If you’re reading this, you’re no doubt a dog lover. But which kind: a dominionist, a humanist, or a protectionist?
In a fascinating New York Times story this week, Indiana University sociologist David Blouin groups dog owners into one of these three categories.
“Dominionists,” he says, view pets as beloved but ultimately replaceable. Families who live in the country tend to meet this definition.
“Humanists” see their dog as a primary companion, one to be pampered, allowed to sleep in the owner’s bed and “mourned like a dying child at the end.”
His third category is “protectionists” — people who have strong feeling about dogs, who are likely to rescue a dog tied to a tree and then lecture its owner. They tend to think in terms of what is best for the dog.

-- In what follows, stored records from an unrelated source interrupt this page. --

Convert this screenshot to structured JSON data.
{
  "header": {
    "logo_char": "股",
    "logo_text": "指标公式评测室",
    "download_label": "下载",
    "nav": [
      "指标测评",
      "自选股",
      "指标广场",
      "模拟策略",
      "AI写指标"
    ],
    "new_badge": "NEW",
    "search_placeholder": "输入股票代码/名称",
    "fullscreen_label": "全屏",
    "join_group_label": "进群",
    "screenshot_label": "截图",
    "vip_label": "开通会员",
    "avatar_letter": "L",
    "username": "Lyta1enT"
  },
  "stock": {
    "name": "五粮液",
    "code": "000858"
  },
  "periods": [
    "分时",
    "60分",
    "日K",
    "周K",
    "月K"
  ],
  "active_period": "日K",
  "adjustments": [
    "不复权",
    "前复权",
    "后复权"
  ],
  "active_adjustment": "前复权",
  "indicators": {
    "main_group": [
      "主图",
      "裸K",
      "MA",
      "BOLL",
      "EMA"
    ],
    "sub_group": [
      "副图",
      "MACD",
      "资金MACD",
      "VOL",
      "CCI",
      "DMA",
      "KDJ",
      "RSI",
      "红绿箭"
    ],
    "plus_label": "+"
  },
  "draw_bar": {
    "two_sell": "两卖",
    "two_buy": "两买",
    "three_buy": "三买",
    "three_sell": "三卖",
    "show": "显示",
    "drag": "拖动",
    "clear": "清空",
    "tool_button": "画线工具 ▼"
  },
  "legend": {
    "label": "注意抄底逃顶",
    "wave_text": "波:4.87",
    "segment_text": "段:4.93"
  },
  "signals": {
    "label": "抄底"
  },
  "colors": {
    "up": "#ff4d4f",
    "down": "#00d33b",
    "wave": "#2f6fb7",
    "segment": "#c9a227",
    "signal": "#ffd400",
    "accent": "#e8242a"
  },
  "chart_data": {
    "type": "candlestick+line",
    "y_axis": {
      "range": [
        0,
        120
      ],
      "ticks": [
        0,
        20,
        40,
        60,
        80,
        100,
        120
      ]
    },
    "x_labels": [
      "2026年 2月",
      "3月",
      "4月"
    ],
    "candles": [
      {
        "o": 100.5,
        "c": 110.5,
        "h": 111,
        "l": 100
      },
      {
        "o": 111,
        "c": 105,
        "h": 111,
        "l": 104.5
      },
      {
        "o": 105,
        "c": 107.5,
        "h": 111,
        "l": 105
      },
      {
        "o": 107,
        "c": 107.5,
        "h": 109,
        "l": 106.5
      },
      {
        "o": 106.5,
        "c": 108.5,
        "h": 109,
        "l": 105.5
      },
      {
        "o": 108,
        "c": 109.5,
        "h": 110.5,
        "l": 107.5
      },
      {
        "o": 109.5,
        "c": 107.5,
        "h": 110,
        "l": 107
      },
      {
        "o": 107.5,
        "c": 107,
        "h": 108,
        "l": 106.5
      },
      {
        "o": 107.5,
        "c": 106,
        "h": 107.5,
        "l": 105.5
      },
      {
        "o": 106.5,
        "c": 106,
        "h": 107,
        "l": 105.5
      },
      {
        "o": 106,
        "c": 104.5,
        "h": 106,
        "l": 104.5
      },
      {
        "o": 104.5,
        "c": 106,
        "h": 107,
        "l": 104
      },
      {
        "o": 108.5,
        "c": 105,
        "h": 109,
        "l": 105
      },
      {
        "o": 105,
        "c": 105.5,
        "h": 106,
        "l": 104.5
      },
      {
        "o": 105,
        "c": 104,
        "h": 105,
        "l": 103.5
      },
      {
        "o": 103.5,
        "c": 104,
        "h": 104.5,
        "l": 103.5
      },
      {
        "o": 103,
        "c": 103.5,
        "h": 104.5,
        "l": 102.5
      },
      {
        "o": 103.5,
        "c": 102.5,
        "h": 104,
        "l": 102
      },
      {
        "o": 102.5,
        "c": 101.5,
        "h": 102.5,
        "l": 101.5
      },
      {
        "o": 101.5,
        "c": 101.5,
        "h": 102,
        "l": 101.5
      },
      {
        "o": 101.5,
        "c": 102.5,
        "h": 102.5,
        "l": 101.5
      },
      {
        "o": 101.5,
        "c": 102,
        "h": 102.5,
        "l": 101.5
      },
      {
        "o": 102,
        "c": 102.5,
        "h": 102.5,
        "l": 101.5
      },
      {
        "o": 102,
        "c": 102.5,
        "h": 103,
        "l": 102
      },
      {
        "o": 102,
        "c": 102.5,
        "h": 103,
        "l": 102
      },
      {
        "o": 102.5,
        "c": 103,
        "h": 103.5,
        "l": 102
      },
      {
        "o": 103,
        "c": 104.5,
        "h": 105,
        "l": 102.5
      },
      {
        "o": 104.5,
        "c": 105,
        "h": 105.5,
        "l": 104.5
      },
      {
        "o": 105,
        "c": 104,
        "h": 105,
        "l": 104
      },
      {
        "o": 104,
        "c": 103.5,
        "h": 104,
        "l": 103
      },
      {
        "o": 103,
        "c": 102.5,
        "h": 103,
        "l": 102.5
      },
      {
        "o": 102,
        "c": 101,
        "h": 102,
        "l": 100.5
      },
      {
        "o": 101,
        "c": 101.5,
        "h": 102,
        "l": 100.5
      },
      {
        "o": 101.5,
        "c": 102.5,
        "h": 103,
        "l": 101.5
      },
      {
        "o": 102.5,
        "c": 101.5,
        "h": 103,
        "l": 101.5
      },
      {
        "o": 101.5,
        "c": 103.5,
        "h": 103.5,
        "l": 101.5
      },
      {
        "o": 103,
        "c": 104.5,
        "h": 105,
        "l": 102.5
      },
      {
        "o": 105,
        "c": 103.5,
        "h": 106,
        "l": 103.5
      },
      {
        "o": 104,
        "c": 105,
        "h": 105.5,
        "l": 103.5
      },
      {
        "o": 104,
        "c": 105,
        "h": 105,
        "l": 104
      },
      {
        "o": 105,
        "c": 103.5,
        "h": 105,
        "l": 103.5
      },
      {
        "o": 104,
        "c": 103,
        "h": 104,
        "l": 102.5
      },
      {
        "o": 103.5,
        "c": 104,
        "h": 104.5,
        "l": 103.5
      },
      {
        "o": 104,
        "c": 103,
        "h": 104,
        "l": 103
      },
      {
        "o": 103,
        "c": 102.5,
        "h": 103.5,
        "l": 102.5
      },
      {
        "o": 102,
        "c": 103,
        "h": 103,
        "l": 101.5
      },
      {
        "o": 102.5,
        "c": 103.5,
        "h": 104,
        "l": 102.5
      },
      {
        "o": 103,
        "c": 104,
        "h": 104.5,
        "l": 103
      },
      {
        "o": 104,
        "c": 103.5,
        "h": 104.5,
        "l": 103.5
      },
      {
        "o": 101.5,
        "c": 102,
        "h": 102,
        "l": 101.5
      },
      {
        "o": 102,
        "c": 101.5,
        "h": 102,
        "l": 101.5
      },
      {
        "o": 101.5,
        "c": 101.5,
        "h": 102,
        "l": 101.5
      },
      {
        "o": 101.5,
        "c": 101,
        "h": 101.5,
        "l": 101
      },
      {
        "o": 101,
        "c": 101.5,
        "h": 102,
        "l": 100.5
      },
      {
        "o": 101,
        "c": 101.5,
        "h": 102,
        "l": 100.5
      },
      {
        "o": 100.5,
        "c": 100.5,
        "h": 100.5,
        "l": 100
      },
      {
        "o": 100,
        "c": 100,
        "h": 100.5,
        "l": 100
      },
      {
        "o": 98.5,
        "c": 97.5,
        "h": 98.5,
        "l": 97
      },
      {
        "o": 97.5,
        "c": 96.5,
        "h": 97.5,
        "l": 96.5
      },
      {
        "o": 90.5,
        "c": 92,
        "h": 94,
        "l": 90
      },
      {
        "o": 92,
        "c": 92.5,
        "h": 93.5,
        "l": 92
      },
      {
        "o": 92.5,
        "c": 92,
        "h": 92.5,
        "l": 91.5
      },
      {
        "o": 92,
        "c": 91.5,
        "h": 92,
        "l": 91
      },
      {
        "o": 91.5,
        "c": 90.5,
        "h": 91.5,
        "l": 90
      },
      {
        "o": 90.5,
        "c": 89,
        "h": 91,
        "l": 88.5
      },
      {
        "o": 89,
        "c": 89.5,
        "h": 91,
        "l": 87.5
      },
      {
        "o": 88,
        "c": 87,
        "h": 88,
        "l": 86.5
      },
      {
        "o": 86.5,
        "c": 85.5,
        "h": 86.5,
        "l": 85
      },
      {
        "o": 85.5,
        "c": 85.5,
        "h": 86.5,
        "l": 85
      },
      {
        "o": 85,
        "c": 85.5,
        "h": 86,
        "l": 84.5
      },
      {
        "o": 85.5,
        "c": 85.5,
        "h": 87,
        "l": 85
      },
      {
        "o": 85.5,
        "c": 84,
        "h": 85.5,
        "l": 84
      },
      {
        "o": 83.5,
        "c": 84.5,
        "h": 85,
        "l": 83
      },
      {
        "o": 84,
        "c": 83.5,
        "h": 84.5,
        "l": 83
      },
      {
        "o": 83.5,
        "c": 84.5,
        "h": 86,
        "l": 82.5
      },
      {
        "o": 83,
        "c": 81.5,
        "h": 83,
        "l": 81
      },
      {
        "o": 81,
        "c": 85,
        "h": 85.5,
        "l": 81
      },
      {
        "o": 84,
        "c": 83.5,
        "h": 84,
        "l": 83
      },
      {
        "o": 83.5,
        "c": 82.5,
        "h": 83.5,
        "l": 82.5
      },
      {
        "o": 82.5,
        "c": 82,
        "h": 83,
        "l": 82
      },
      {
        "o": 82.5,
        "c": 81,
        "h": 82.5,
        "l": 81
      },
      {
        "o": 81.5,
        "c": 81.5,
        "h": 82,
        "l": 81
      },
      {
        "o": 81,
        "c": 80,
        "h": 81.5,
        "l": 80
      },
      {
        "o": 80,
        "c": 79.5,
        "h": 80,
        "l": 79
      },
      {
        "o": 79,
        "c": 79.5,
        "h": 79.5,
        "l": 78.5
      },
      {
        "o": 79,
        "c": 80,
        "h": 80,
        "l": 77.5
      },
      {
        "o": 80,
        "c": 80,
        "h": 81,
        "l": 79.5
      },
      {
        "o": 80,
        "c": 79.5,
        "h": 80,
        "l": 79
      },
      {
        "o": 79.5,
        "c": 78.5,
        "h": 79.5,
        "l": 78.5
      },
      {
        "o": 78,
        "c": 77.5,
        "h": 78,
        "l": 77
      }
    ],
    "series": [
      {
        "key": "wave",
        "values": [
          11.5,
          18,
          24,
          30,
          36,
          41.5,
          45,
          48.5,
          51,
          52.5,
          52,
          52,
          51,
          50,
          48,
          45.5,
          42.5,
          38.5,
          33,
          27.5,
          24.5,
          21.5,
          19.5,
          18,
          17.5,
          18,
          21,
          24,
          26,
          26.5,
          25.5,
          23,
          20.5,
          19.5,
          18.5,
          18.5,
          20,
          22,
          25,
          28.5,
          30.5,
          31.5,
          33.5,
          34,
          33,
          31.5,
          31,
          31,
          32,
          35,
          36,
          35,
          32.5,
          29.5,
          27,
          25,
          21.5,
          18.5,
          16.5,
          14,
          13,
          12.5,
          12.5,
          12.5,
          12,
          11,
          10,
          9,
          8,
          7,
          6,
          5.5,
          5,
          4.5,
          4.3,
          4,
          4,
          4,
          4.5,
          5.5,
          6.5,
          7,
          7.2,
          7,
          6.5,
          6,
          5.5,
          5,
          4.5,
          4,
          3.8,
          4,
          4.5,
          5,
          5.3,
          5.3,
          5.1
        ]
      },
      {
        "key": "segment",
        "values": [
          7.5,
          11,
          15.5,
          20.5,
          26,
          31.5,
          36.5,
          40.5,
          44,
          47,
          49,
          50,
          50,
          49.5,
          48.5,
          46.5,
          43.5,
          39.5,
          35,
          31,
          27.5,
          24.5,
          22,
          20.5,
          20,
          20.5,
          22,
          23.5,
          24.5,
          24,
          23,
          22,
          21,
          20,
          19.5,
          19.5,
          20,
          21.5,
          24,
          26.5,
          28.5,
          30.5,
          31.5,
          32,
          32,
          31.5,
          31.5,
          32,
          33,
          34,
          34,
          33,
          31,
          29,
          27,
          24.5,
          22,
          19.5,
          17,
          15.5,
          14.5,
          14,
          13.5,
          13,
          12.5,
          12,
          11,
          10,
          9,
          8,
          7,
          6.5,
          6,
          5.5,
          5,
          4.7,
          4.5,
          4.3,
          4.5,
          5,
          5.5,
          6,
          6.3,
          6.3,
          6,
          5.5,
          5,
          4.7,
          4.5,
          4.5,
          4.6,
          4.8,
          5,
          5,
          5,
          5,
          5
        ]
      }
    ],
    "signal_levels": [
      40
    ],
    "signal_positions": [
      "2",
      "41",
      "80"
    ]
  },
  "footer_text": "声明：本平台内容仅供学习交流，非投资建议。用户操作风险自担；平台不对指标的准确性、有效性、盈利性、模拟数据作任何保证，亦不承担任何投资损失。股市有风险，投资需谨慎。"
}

Blouin draws a distinct line between protectionists and pamperers, but I’m thinking I belong in both categories. I pamper our two pups — not with frilly outfits (on a border collie? You’d have to be kidding!) but with my time. Steve and I make sure our BC and husky mix get plenty of exercise, sometimes at the expense of our own priorities. When we’ve had to put a dog to sleep, we’ve made the decision based strictly on what was best for our dog; according to Blouin, that would make us protectionists. But that hasn’t eased our burden: I still mourn every dog we’ve lost. Bosco the sheltie has been gone nearly two years and I still can’t bring myself to throw out his worn-out fleecy bed.
I would add a fourth category to Blouin’s list. ”Exploiters.” It would include any breeder who cranks out puppies for profit, leaving their breeding dogs in cages, mired in misery. They claim to love dogs, but they don’t, really. And they need to be put out business.
Here’s a link to the NYT story: